Speculation abounds as Danish Kaneria arrives in India with family
Former Pakistan leg-spinner Danish Kaneria, who has been banned by the England and Wales Cricket Board (ECB) in 2012 for his alleged involvement in spot-fixing while playing for English county side Essex, moved to India along with his family on Tuesday with speculation high regarding the reason behind the 35-year-old’s visit to the neighbouring nation.
While Kaneria himself and his brother Vicky maintained that the visit was purely on religious grounds and added that they would be returning back to their home country within ten days, reports have been circulating that Kaneria was planning to make the move permanent and earn a livelihood here in India.
"My family is in India to perform some religious rituals which will take around 10 days. Our return dates are not confirmed as yet," Kaneria told a television channel, as reported by the Times of India.
The reason for the speculation regarding Kaneria’s true intentions were comments allegedly attributed to him earlier this year wherein he seemed to make a plea to the Board of Control for Cricket in India (BCCI) to give him a final chance at overturning the ban imposed by the ECB. He had also alleged that he had been treated unfairly by his home country as he belonged to Hindu religion, a minority in Pakistan.
“I am living on my last savings. I do not know how long I will survive. I can even teach young Indians the art of spin, can’t I? Why can’t they call me? I am one of them,” Kaneria allegedly said in January, as reported by the Tribune. “It is because I am a Hindu, a minority in Pakistan. It is because I refused to admit my involvement in spot-fixing when the England and Wales Cricket Board (ECB) charged me. I want to be heard, is it very difficult to hear me out?”
However, the veteran of 62 Tests was quick to counter the published comments claiming that he had been misquoted.
“Yes I am very frustrated, hurt and against the wall but I remain a proud Pakistani. I just want to know what real evidence is there to ban me for life and why has the Pakistan board put my case aside,” Kaneria had said, as reported by the Indian Express. “No matter what happens why would I approach any other country for help. I can only again appeal to the PCB to give me a chance.”
That chance never came though and his worries only compounded when the ECB filed a case in the Sindh High Court (SHC) in March this year, seeking to recover £249,000 in fines from the 35-year-old.

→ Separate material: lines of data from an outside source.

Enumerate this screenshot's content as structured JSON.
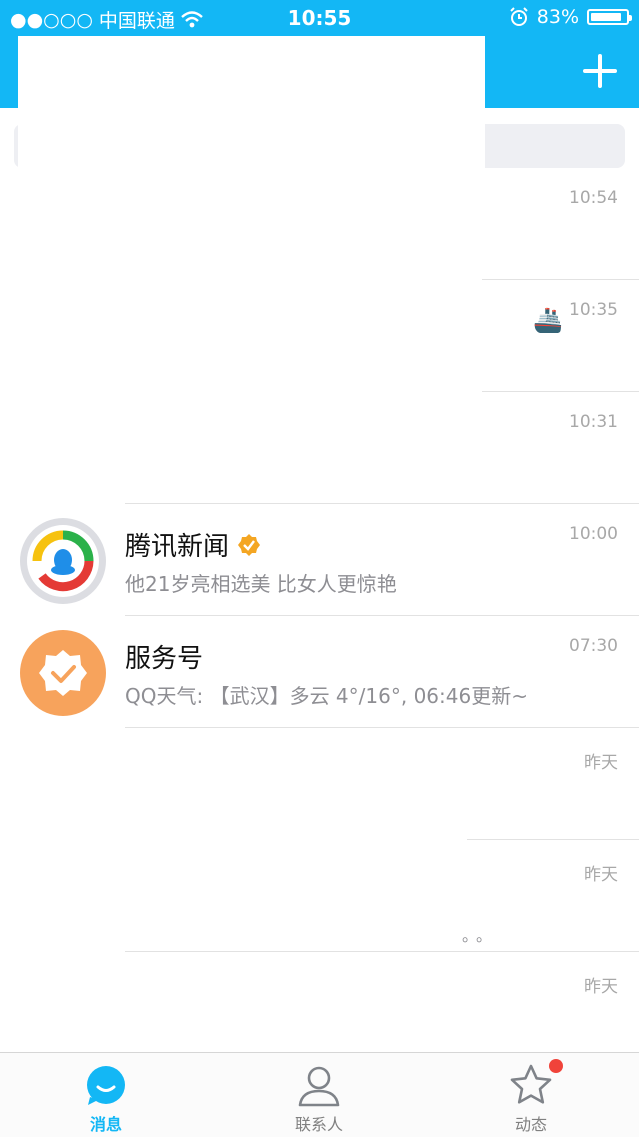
{
  "status_bar": {
    "signal": "●●○○○",
    "carrier": "中国联通",
    "time": "10:55",
    "battery": "83%"
  },
  "colors": {
    "accent": "#13b7f5",
    "badge": "#f0433a",
    "orange": "#f7a35c"
  },
  "conversations": [
    {
      "time": "10:54"
    },
    {
      "time": "10:35"
    },
    {
      "time": "10:31"
    },
    {
      "title": "腾讯新闻",
      "message": "他21岁亮相选美 比女人更惊艳",
      "time": "10:00"
    },
    {
      "title": "服务号",
      "message": "QQ天气: 【武汉】多云 4°/16°, 06:46更新~",
      "time": "07:30"
    },
    {
      "time": "昨天"
    },
    {
      "time": "昨天",
      "message": "。。"
    },
    {
      "time": "昨天"
    }
  ],
  "tabs": [
    {
      "label": "消息"
    },
    {
      "label": "联系人"
    },
    {
      "label": "动态"
    }
  ]
}
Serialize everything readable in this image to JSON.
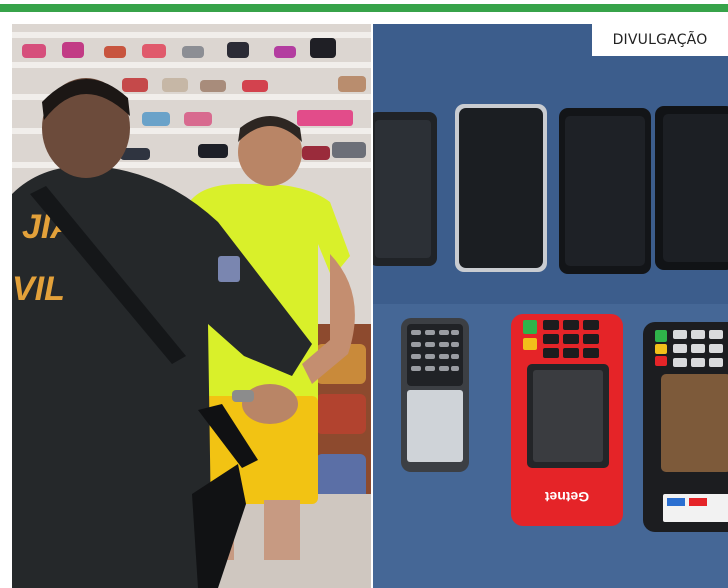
{
  "credit": {
    "label": "DIVULGAÇÃO"
  },
  "left_photo": {
    "vest_text_line1": "JIA",
    "vest_text_line2": "VIL"
  },
  "right_photo": {
    "terminal_brand": "Getnet"
  },
  "colors": {
    "accent_green": "#37a34a",
    "table_blue": "#3d5f8e",
    "terminal_red": "#e52428",
    "shirt_yellow": "#d9f02a"
  }
}
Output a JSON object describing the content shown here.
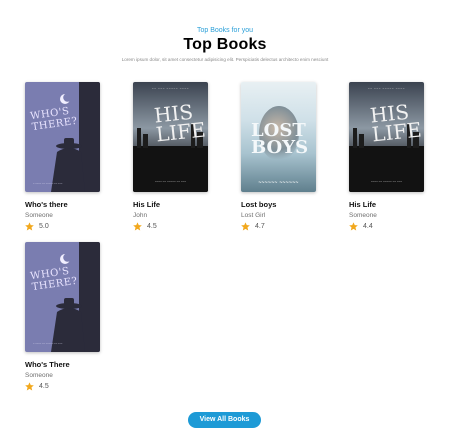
{
  "header": {
    "eyebrow": "Top Books for you",
    "title": "Top Books",
    "subtitle": "Lorem ipsum dolor, sit amet consectetur adipisicing elit. Perspiciatis delectus architecto enim nesciunt"
  },
  "books": [
    {
      "title": "Who's there",
      "author": "Someone",
      "rating": "5.0",
      "cover": {
        "style": "purple",
        "title_line1": "WHO'S",
        "title_line2": "THERE?"
      }
    },
    {
      "title": "His Life",
      "author": "John",
      "rating": "4.5",
      "cover": {
        "style": "dark",
        "title_line1": "HIS",
        "title_line2": "LIFE"
      }
    },
    {
      "title": "Lost boys",
      "author": "Lost Girl",
      "rating": "4.7",
      "cover": {
        "style": "lost",
        "title_line1": "LOST",
        "title_line2": "BOYS"
      }
    },
    {
      "title": "His Life",
      "author": "Someone",
      "rating": "4.4",
      "cover": {
        "style": "dark",
        "title_line1": "HIS",
        "title_line2": "LIFE"
      }
    },
    {
      "title": "Who's There",
      "author": "Someone",
      "rating": "4.5",
      "cover": {
        "style": "purple",
        "title_line1": "WHO'S",
        "title_line2": "THERE?"
      }
    }
  ],
  "cta": {
    "label": "View All Books"
  },
  "colors": {
    "accent": "#1d9ad6",
    "star": "#f2a81d",
    "eyebrow": "#2a9fd8"
  }
}
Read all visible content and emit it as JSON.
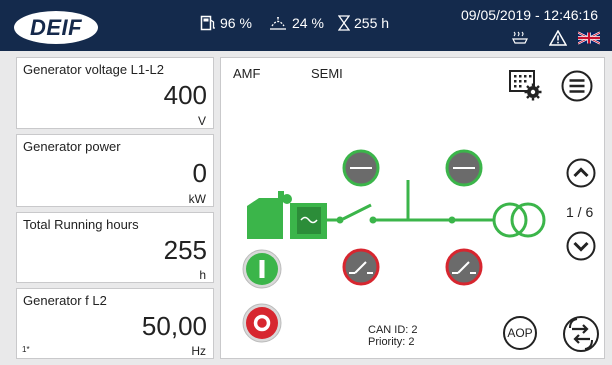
{
  "header": {
    "logo_text": "DEIF",
    "fuel_level": "96 %",
    "def_level": "24 %",
    "service_hours": "255 h",
    "datetime": "09/05/2019 - 12:46:16",
    "icons": [
      "fuel-icon",
      "def-icon",
      "hourglass-icon",
      "horn-icon",
      "alarm-icon",
      "uk-flag-icon"
    ]
  },
  "panels": [
    {
      "label": "Generator voltage L1-L2",
      "value": "400",
      "unit": "V"
    },
    {
      "label": "Generator power",
      "value": "0",
      "unit": "kW"
    },
    {
      "label": "Total Running hours",
      "value": "255",
      "unit": "h"
    },
    {
      "label": "Generator f L2",
      "value": "50,00",
      "unit": "Hz",
      "index": "1*"
    }
  ],
  "main": {
    "mode_amf": "AMF",
    "mode_semi": "SEMI",
    "page_indicator": "1 / 6",
    "can_id": "CAN ID: 2",
    "priority": "Priority: 2",
    "aop_label": "AOP"
  },
  "colors": {
    "header_bg": "#142a4c",
    "green": "#3bb54a",
    "red": "#d7262f",
    "breaker_grey": "#6b6b6b"
  }
}
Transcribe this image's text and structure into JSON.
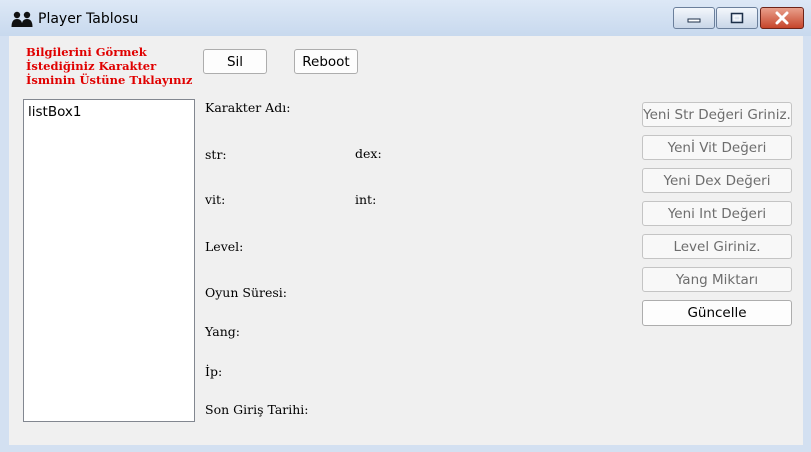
{
  "window": {
    "title": "Player Tablosu",
    "icon": "users-icon",
    "controls": [
      "minimize-icon",
      "maximize-icon",
      "close-icon"
    ]
  },
  "note": {
    "line1": "Bilgilerini Görmek",
    "line2": "İstediğiniz Karakter",
    "line3": "İsminin Üstüne Tıklayınız",
    "color": "#e00000"
  },
  "buttons": {
    "sil": "Sil",
    "reboot": "Reboot"
  },
  "listbox": {
    "items": [
      "listBox1"
    ]
  },
  "labels": {
    "karakter_adi": "Karakter Adı:",
    "str": "str:",
    "dex": "dex:",
    "vit": "vit:",
    "int": "int:",
    "level": "Level:",
    "oyun_suresi": "Oyun Süresi:",
    "yang": "Yang:",
    "ip": "İp:",
    "son_giris": "Son Giriş Tarihi:"
  },
  "inputs": {
    "str": "Yeni Str Değeri Griniz.",
    "vit": "Yenİ Vit Değeri",
    "dex": "Yeni Dex Değeri",
    "int": "Yeni Int Değeri",
    "level": "Level Giriniz.",
    "yang": "Yang Miktarı"
  },
  "update_button": "Güncelle"
}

The court, in turn, had asked Kaneria to produce his bank statement and with Kaneria’s final plea to Pakistan Prime Minister Nawaz Sherif also left unanswered, it seems the spinner has been left with no option but to seek a fresh life elsewhere.